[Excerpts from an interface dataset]
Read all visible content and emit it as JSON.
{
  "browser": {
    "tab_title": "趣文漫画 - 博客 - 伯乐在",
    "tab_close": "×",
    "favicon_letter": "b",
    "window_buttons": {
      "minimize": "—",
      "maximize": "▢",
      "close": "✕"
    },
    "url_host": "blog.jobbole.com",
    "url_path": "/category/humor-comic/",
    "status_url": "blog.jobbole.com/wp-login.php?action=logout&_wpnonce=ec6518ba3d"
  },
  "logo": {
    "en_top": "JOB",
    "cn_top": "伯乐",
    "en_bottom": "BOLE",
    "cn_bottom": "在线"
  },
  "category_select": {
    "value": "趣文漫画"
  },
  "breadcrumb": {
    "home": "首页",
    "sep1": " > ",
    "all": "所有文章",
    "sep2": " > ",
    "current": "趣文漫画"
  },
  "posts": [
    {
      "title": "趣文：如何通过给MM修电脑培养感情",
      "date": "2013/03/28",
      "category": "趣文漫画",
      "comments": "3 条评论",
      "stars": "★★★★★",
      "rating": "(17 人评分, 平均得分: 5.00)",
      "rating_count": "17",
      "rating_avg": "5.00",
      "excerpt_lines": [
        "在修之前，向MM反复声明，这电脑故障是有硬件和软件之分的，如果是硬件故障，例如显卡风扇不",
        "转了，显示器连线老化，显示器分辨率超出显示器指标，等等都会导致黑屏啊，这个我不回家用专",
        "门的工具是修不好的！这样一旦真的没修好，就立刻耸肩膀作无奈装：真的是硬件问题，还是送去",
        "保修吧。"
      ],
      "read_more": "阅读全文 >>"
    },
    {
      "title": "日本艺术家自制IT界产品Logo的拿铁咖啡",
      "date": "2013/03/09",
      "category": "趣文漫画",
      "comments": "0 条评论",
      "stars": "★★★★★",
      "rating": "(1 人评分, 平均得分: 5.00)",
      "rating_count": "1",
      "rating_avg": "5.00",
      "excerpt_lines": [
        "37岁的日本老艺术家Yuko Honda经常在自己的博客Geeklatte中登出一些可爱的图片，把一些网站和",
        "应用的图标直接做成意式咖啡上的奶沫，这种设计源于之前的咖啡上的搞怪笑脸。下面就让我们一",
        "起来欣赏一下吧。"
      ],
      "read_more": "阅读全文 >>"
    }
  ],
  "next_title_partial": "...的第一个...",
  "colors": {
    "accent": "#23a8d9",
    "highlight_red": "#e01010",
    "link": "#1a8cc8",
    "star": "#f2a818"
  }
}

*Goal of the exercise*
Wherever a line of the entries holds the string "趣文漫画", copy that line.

*Task response*
    "tab_title": "趣文漫画 - 博客 - 伯乐在",
    "value": "趣文漫画"
    "current": "趣文漫画"
      "category": "趣文漫画",
      "category": "趣文漫画",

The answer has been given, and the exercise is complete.